■ TASK DESCRIPTION ■
Give back the listing underneath, unchanged and complete.
■ ■ ■ ■ ■
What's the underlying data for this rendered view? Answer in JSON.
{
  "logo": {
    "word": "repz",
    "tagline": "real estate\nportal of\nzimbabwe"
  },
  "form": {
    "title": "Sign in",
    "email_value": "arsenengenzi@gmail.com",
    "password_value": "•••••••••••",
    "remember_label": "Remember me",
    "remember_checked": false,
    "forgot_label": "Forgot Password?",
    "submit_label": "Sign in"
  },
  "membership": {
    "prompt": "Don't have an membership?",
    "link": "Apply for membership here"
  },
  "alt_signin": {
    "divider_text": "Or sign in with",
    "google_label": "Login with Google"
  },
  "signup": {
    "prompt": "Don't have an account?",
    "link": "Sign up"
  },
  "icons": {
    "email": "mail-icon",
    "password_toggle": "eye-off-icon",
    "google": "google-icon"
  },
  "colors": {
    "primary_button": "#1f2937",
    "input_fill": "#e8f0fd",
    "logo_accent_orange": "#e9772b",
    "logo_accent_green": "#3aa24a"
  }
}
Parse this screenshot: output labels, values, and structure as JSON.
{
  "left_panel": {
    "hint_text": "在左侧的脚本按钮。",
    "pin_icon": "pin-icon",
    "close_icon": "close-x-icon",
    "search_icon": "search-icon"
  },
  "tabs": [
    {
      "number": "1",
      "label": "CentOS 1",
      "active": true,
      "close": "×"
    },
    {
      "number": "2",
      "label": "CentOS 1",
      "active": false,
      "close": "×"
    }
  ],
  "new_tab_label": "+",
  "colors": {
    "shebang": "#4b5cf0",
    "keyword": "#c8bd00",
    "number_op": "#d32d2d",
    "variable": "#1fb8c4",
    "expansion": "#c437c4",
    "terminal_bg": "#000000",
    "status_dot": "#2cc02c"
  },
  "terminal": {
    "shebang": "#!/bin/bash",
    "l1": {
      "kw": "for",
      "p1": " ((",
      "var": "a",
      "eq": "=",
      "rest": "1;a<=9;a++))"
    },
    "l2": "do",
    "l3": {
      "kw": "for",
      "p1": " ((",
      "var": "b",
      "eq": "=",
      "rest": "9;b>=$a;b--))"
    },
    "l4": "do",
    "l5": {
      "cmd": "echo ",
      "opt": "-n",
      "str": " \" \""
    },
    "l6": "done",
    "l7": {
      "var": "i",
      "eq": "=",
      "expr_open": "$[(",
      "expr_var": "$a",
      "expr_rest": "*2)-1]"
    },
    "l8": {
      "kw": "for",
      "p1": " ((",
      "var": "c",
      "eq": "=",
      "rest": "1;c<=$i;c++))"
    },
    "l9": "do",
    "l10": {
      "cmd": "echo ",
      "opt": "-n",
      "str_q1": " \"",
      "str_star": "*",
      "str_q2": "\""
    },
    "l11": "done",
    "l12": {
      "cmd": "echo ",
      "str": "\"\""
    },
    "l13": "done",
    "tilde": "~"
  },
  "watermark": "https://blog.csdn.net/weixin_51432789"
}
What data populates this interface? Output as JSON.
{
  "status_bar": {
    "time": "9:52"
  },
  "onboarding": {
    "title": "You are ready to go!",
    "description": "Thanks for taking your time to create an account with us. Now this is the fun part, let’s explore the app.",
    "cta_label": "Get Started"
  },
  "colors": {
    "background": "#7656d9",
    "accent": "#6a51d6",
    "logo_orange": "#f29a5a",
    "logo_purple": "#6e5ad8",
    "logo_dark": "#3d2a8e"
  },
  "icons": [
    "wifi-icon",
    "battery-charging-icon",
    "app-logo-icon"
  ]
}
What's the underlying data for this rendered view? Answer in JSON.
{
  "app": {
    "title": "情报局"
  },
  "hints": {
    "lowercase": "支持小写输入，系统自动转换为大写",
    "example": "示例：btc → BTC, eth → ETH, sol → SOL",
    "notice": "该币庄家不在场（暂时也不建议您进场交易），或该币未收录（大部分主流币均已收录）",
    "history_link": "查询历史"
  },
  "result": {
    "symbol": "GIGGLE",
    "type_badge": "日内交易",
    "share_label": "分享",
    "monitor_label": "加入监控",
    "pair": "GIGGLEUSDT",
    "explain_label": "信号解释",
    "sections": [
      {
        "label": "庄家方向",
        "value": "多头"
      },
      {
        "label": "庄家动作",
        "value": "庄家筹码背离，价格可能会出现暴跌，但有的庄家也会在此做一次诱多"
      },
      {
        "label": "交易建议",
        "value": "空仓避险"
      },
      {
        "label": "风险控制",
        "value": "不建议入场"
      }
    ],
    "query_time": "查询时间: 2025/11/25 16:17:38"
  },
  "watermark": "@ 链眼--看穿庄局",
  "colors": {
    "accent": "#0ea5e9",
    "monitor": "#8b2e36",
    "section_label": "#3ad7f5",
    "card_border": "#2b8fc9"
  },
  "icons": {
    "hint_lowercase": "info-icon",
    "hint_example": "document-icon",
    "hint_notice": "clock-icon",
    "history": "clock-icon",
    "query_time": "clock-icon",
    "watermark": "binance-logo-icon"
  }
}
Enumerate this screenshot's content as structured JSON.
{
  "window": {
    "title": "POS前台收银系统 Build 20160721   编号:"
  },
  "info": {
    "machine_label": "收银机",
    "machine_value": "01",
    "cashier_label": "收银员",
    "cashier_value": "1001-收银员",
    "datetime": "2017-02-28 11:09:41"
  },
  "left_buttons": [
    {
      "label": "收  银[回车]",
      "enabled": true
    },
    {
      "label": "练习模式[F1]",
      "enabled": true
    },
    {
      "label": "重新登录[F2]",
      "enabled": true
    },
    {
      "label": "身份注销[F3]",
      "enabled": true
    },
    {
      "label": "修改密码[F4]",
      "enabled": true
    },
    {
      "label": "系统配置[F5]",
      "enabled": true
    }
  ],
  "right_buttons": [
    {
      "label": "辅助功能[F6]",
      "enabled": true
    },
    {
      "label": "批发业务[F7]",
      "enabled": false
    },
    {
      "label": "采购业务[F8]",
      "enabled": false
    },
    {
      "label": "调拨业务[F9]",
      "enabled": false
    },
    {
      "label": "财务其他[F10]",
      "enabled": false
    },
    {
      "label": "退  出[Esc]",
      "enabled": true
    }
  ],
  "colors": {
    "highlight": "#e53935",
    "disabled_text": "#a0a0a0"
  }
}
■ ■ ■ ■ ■
■ RESULT OF THE EXERCISE ■
What's the underlying data for this rendered view? Answer in JSON.
{
  "logo": {
    "word": "repz",
    "tagline": "real estate\nportal of\nzimbabwe"
  },
  "form": {
    "title": "Sign in",
    "email_value": "arsenengenzi@gmail.com",
    "password_value": "•••••••••••",
    "remember_label": "Remember me",
    "remember_checked": false,
    "forgot_label": "Forgot Password?",
    "submit_label": "Sign in"
  },
  "membership": {
    "prompt": "Don't have an membership?",
    "link": "Apply for membership here"
  },
  "alt_signin": {
    "divider_text": "Or sign in with",
    "google_label": "Login with Google"
  },
  "signup": {
    "prompt": "Don't have an account?",
    "link": "Sign up"
  },
  "icons": {
    "email": "mail-icon",
    "password_toggle": "eye-off-icon",
    "google": "google-icon"
  },
  "colors": {
    "primary_button": "#1f2937",
    "input_fill": "#e8f0fd",
    "logo_accent_orange": "#e9772b",
    "logo_accent_green": "#3aa24a"
  }
}
Parse this screenshot: output labels, values, and structure as JSON.
{
  "left_panel": {
    "hint_text": "在左侧的脚本按钮。",
    "pin_icon": "pin-icon",
    "close_icon": "close-x-icon",
    "search_icon": "search-icon"
  },
  "tabs": [
    {
      "number": "1",
      "label": "CentOS 1",
      "active": true,
      "close": "×"
    },
    {
      "number": "2",
      "label": "CentOS 1",
      "active": false,
      "close": "×"
    }
  ],
  "new_tab_label": "+",
  "colors": {
    "shebang": "#4b5cf0",
    "keyword": "#c8bd00",
    "number_op": "#d32d2d",
    "variable": "#1fb8c4",
    "expansion": "#c437c4",
    "terminal_bg": "#000000",
    "status_dot": "#2cc02c"
  },
  "terminal": {
    "shebang": "#!/bin/bash",
    "l1": {
      "kw": "for",
      "p1": " ((",
      "var": "a",
      "eq": "=",
      "rest": "1;a<=9;a++))"
    },
    "l2": "do",
    "l3": {
      "kw": "for",
      "p1": " ((",
      "var": "b",
      "eq": "=",
      "rest": "9;b>=$a;b--))"
    },
    "l4": "do",
    "l5": {
      "cmd": "echo ",
      "opt": "-n",
      "str": " \" \""
    },
    "l6": "done",
    "l7": {
      "var": "i",
      "eq": "=",
      "expr_open": "$[(",
      "expr_var": "$a",
      "expr_rest": "*2)-1]"
    },
    "l8": {
      "kw": "for",
      "p1": " ((",
      "var": "c",
      "eq": "=",
      "rest": "1;c<=$i;c++))"
    },
    "l9": "do",
    "l10": {
      "cmd": "echo ",
      "opt": "-n",
      "str_q1": " \"",
      "str_star": "*",
      "str_q2": "\""
    },
    "l11": "done",
    "l12": {
      "cmd": "echo ",
      "str": "\"\""
    },
    "l13": "done",
    "tilde": "~"
  },
  "watermark": "https://blog.csdn.net/weixin_51432789"
}
What data populates this interface? Output as JSON.
{
  "status_bar": {
    "time": "9:52"
  },
  "onboarding": {
    "title": "You are ready to go!",
    "description": "Thanks for taking your time to create an account with us. Now this is the fun part, let’s explore the app.",
    "cta_label": "Get Started"
  },
  "colors": {
    "background": "#7656d9",
    "accent": "#6a51d6",
    "logo_orange": "#f29a5a",
    "logo_purple": "#6e5ad8",
    "logo_dark": "#3d2a8e"
  },
  "icons": [
    "wifi-icon",
    "battery-charging-icon",
    "app-logo-icon"
  ]
}
What's the underlying data for this rendered view? Answer in JSON.
{
  "app": {
    "title": "情报局"
  },
  "hints": {
    "lowercase": "支持小写输入，系统自动转换为大写",
    "example": "示例：btc → BTC, eth → ETH, sol → SOL",
    "notice": "该币庄家不在场（暂时也不建议您进场交易），或该币未收录（大部分主流币均已收录）",
    "history_link": "查询历史"
  },
  "result": {
    "symbol": "GIGGLE",
    "type_badge": "日内交易",
    "share_label": "分享",
    "monitor_label": "加入监控",
    "pair": "GIGGLEUSDT",
    "explain_label": "信号解释",
    "sections": [
      {
        "label": "庄家方向",
        "value": "多头"
      },
      {
        "label": "庄家动作",
        "value": "庄家筹码背离，价格可能会出现暴跌，但有的庄家也会在此做一次诱多"
      },
      {
        "label": "交易建议",
        "value": "空仓避险"
      },
      {
        "label": "风险控制",
        "value": "不建议入场"
      }
    ],
    "query_time": "查询时间: 2025/11/25 16:17:38"
  },
  "watermark": "@ 链眼--看穿庄局",
  "colors": {
    "accent": "#0ea5e9",
    "monitor": "#8b2e36",
    "section_label": "#3ad7f5",
    "card_border": "#2b8fc9"
  },
  "icons": {
    "hint_lowercase": "info-icon",
    "hint_example": "document-icon",
    "hint_notice": "clock-icon",
    "history": "clock-icon",
    "query_time": "clock-icon",
    "watermark": "binance-logo-icon"
  }
}
Enumerate this screenshot's content as structured JSON.
{
  "window": {
    "title": "POS前台收银系统 Build 20160721   编号:"
  },
  "info": {
    "machine_label": "收银机",
    "machine_value": "01",
    "cashier_label": "收银员",
    "cashier_value": "1001-收银员",
    "datetime": "2017-02-28 11:09:41"
  },
  "left_buttons": [
    {
      "label": "收  银[回车]",
      "enabled": true
    },
    {
      "label": "练习模式[F1]",
      "enabled": true
    },
    {
      "label": "重新登录[F2]",
      "enabled": true
    },
    {
      "label": "身份注销[F3]",
      "enabled": true
    },
    {
      "label": "修改密码[F4]",
      "enabled": true
    },
    {
      "label": "系统配置[F5]",
      "enabled": true
    }
  ],
  "right_buttons": [
    {
      "label": "辅助功能[F6]",
      "enabled": true
    },
    {
      "label": "批发业务[F7]",
      "enabled": false
    },
    {
      "label": "采购业务[F8]",
      "enabled": false
    },
    {
      "label": "调拨业务[F9]",
      "enabled": false
    },
    {
      "label": "财务其他[F10]",
      "enabled": false
    },
    {
      "label": "退  出[Esc]",
      "enabled": true
    }
  ],
  "colors": {
    "highlight": "#e53935",
    "disabled_text": "#a0a0a0"
  }
}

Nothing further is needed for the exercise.